Canonical Wnt signaling is a pathway that promotes cell growth and division and is most active in embryonic cells during development. Overactivity of this signaling pathway in mature cells is thought to be a major driver in the development of cancer and a new binding site for cholesterol was discovered that directly impacts on canonical WNT signaling by impacting on a protein called Dishevelled. Dishevelled acts like a trigger switch directing the signal either on the canonical or non-canonical Wnt pathway.
“Our research points to a new regulatory role for cholesterol, and also presents an exciting new therapeutic target for suppressing canonical Wnt signaling to treat or prevent cancer,” said Wonhwa Cho, professor of chemistry at UIC and principal investigator of the research.
“Once we realized that cholesterol is able to bind specifically to Dishevelled, we became interested in cholesterol as a potential determinant of which of the Wnt signaling pathways gets activated,” he said.
When cholesterol is bound to the Dishevelled pathway, the signal continues along the canonical Wnt signaling pathway. Without cholesterol, canonical Wnt signaling cannot occur.
Elevated cholesterol levels increase cancer risks as increases in cholesterol within the cell membrane selectively promote canonical Wnt signaling over non-canonical Wnt signaling.

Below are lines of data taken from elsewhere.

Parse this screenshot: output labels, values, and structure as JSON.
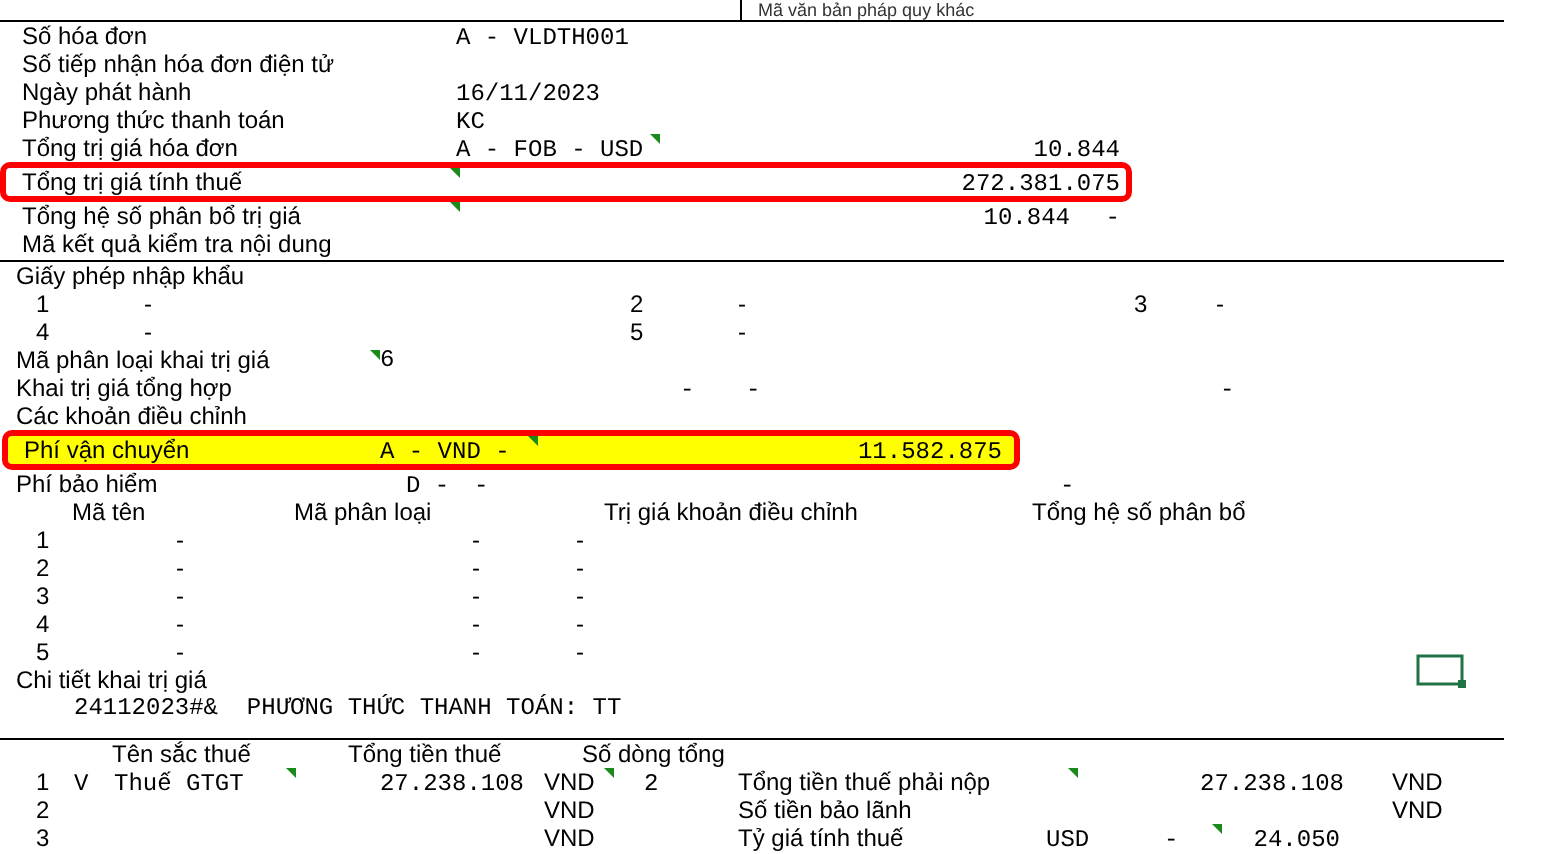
{
  "header_note": "Mã văn bản pháp quy khác",
  "invoice_fields": [
    {
      "label": "Số hóa đơn",
      "value": "A - VLDTH001",
      "highlighted": false
    },
    {
      "label": "Số tiếp nhận hóa đơn điện tử",
      "highlighted": false
    },
    {
      "label": "Ngày phát hành",
      "value": "16/11/2023",
      "highlighted": false
    },
    {
      "label": "Phương thức thanh toán",
      "value": "KC",
      "highlighted": false
    },
    {
      "label": "Tổng trị giá hóa đơn",
      "value": "A - FOB - USD",
      "amount": "10.844",
      "highlighted": false
    },
    {
      "label": "Tổng trị giá tính thuế",
      "amount": "272.381.075",
      "highlighted": true
    },
    {
      "label": "Tổng hệ số phân bổ trị giá",
      "amount": "10.844",
      "suffix": "-",
      "highlighted": false
    },
    {
      "label": "Mã kết quả kiểm tra nội dung",
      "highlighted": false
    }
  ],
  "import_license": {
    "label": "Giấy phép nhập khẩu",
    "rows": [
      [
        {
          "number": "1",
          "value": "-"
        },
        {
          "number": "2",
          "value": "-"
        },
        {
          "number": "3",
          "value": "-"
        }
      ],
      [
        {
          "number": "4",
          "value": "-"
        },
        {
          "number": "5",
          "value": "-"
        }
      ]
    ]
  },
  "valuation_method": {
    "label": "Mã phân loại khai trị giá",
    "value": "6"
  },
  "combined_valuation": {
    "label": "Khai trị giá tổng hợp",
    "values": [
      "-",
      "-",
      "-"
    ]
  },
  "adjustments": {
    "label": "Các khoản điều chỉnh"
  },
  "freight": {
    "label": "Phí vận chuyển",
    "value": "A - VND -",
    "amount": "11.582.875",
    "highlighted": true,
    "filled": true
  },
  "insurance": {
    "label": "Phí bảo hiểm",
    "values": [
      "D -",
      "-",
      "-"
    ]
  },
  "adjustment_table": {
    "headings": [
      "Mã tên",
      "Mã phân loại",
      "Trị giá khoản điều chỉnh",
      "Tổng hệ số phân bổ"
    ],
    "entries": [
      {
        "number": "1",
        "dashes": [
          "-",
          "-",
          "-"
        ]
      },
      {
        "number": "2",
        "dashes": [
          "-",
          "-",
          "-"
        ]
      },
      {
        "number": "3",
        "dashes": [
          "-",
          "-",
          "-"
        ]
      },
      {
        "number": "4",
        "dashes": [
          "-",
          "-",
          "-"
        ]
      },
      {
        "number": "5",
        "dashes": [
          "-",
          "-",
          "-"
        ]
      }
    ]
  },
  "valuation_details": {
    "label": "Chi tiết khai trị giá",
    "text": "24112023#&  PHƯƠNG THỨC THANH TOÁN: TT"
  },
  "tax_table": {
    "columns": [
      "Tên sắc thuế",
      "Tổng tiền thuế",
      "Số dòng tổng"
    ],
    "rows": [
      {
        "number": "1",
        "code": "V",
        "name": "Thuế GTGT",
        "amount": "27.238.108",
        "currency": "VND",
        "lines": "2",
        "summary_label": "Tổng tiền thuế phải nộp",
        "summary_value": "27.238.108",
        "summary_unit": "VND"
      },
      {
        "number": "2",
        "currency": "VND",
        "summary_label": "Số tiền bảo lãnh",
        "summary_unit": "VND"
      },
      {
        "number": "3",
        "currency": "VND",
        "summary_label": "Tỷ giá tính thuế",
        "summary_currency": "USD",
        "summary_dash": "-",
        "summary_value": "24.050"
      }
    ]
  }
}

“We know that things like high-fat diets, which boost cholesterol levels, have been linked to an elevated incidence of cancer,” Cho said. “Our research provides a mechanism for how cholesterol promotes pathways that lead to cancer.”
Wonhwa Cho et al. Cholesterol selectively activates canonical Wnt signalling over non-canonical Wnt signalling. Nature Communications, July 2014 DOI: 10.1038/ncomms5393